■ **Work item**:
An identical copy of all the records is what the answer must contain.

..........

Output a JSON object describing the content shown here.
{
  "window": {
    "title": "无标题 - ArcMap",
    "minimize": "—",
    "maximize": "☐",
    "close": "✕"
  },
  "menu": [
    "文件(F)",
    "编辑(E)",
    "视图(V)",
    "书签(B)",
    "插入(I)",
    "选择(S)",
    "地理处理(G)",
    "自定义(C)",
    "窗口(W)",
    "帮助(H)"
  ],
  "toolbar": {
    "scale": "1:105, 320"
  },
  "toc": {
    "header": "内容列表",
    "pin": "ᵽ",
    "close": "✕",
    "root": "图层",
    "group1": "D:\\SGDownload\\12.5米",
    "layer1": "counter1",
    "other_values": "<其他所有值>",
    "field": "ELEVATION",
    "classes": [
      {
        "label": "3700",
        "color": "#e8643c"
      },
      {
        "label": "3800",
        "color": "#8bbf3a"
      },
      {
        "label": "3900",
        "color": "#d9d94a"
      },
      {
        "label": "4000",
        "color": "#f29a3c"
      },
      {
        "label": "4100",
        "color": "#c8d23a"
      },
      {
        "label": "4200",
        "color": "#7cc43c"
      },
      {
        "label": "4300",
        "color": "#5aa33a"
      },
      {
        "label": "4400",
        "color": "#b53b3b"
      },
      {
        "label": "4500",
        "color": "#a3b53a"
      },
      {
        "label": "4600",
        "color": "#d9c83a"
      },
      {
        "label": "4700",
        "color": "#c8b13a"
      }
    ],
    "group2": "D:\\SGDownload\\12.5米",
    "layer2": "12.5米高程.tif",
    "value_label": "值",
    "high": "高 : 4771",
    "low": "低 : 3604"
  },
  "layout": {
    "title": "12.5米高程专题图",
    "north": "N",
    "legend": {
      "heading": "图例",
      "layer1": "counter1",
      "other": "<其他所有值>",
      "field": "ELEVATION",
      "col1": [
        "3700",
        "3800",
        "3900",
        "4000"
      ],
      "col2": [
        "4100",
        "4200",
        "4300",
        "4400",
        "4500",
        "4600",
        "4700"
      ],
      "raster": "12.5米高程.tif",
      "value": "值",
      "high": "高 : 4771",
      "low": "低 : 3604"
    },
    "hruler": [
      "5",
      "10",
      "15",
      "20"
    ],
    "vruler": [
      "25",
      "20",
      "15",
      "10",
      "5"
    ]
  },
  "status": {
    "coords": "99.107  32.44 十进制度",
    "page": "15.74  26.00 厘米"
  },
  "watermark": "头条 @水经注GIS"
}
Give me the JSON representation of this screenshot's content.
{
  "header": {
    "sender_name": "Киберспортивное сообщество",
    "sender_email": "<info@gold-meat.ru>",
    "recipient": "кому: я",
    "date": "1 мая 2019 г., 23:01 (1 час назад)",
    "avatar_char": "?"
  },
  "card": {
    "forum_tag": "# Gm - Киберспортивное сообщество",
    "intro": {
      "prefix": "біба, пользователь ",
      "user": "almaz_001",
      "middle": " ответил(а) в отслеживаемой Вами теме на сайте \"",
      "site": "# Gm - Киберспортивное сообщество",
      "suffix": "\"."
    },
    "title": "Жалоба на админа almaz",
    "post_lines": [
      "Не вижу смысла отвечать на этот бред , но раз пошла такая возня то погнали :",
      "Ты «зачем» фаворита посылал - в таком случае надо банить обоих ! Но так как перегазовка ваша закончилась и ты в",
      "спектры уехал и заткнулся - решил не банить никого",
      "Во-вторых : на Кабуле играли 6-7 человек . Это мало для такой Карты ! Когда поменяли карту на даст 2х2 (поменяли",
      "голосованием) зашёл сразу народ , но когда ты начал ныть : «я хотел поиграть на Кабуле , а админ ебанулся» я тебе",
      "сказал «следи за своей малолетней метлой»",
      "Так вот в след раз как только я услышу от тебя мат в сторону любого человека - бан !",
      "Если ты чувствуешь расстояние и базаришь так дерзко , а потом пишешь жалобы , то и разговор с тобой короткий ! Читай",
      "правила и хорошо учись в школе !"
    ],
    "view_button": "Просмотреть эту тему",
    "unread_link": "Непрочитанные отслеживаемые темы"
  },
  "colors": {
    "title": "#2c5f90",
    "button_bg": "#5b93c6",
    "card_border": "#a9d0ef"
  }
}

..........

■ **Reply**:
Output a JSON object describing the content shown here.
{
  "window": {
    "title": "无标题 - ArcMap",
    "minimize": "—",
    "maximize": "☐",
    "close": "✕"
  },
  "menu": [
    "文件(F)",
    "编辑(E)",
    "视图(V)",
    "书签(B)",
    "插入(I)",
    "选择(S)",
    "地理处理(G)",
    "自定义(C)",
    "窗口(W)",
    "帮助(H)"
  ],
  "toolbar": {
    "scale": "1:105, 320"
  },
  "toc": {
    "header": "内容列表",
    "pin": "ᵽ",
    "close": "✕",
    "root": "图层",
    "group1": "D:\\SGDownload\\12.5米",
    "layer1": "counter1",
    "other_values": "<其他所有值>",
    "field": "ELEVATION",
    "classes": [
      {
        "label": "3700",
        "color": "#e8643c"
      },
      {
        "label": "3800",
        "color": "#8bbf3a"
      },
      {
        "label": "3900",
        "color": "#d9d94a"
      },
      {
        "label": "4000",
        "color": "#f29a3c"
      },
      {
        "label": "4100",
        "color": "#c8d23a"
      },
      {
        "label": "4200",
        "color": "#7cc43c"
      },
      {
        "label": "4300",
        "color": "#5aa33a"
      },
      {
        "label": "4400",
        "color": "#b53b3b"
      },
      {
        "label": "4500",
        "color": "#a3b53a"
      },
      {
        "label": "4600",
        "color": "#d9c83a"
      },
      {
        "label": "4700",
        "color": "#c8b13a"
      }
    ],
    "group2": "D:\\SGDownload\\12.5米",
    "layer2": "12.5米高程.tif",
    "value_label": "值",
    "high": "高 : 4771",
    "low": "低 : 3604"
  },
  "layout": {
    "title": "12.5米高程专题图",
    "north": "N",
    "legend": {
      "heading": "图例",
      "layer1": "counter1",
      "other": "<其他所有值>",
      "field": "ELEVATION",
      "col1": [
        "3700",
        "3800",
        "3900",
        "4000"
      ],
      "col2": [
        "4100",
        "4200",
        "4300",
        "4400",
        "4500",
        "4600",
        "4700"
      ],
      "raster": "12.5米高程.tif",
      "value": "值",
      "high": "高 : 4771",
      "low": "低 : 3604"
    },
    "hruler": [
      "5",
      "10",
      "15",
      "20"
    ],
    "vruler": [
      "25",
      "20",
      "15",
      "10",
      "5"
    ]
  },
  "status": {
    "coords": "99.107  32.44 十进制度",
    "page": "15.74  26.00 厘米"
  },
  "watermark": "头条 @水经注GIS"
}
Give me the JSON representation of this screenshot's content.
{
  "header": {
    "sender_name": "Киберспортивное сообщество",
    "sender_email": "<info@gold-meat.ru>",
    "recipient": "кому: я",
    "date": "1 мая 2019 г., 23:01 (1 час назад)",
    "avatar_char": "?"
  },
  "card": {
    "forum_tag": "# Gm - Киберспортивное сообщество",
    "intro": {
      "prefix": "біба, пользователь ",
      "user": "almaz_001",
      "middle": " ответил(а) в отслеживаемой Вами теме на сайте \"",
      "site": "# Gm - Киберспортивное сообщество",
      "suffix": "\"."
    },
    "title": "Жалоба на админа almaz",
    "post_lines": [
      "Не вижу смысла отвечать на этот бред , но раз пошла такая возня то погнали :",
      "Ты «зачем» фаворита посылал - в таком случае надо банить обоих ! Но так как перегазовка ваша закончилась и ты в",
      "спектры уехал и заткнулся - решил не банить никого",
      "Во-вторых : на Кабуле играли 6-7 человек . Это мало для такой Карты ! Когда поменяли карту на даст 2х2 (поменяли",
      "голосованием) зашёл сразу народ , но когда ты начал ныть : «я хотел поиграть на Кабуле , а админ ебанулся» я тебе",
      "сказал «следи за своей малолетней метлой»",
      "Так вот в след раз как только я услышу от тебя мат в сторону любого человека - бан !",
      "Если ты чувствуешь расстояние и базаришь так дерзко , а потом пишешь жалобы , то и разговор с тобой короткий ! Читай",
      "правила и хорошо учись в школе !"
    ],
    "view_button": "Просмотреть эту тему",
    "unread_link": "Непрочитанные отслеживаемые темы"
  },
  "colors": {
    "title": "#2c5f90",
    "button_bg": "#5b93c6",
    "card_border": "#a9d0ef"
  }
}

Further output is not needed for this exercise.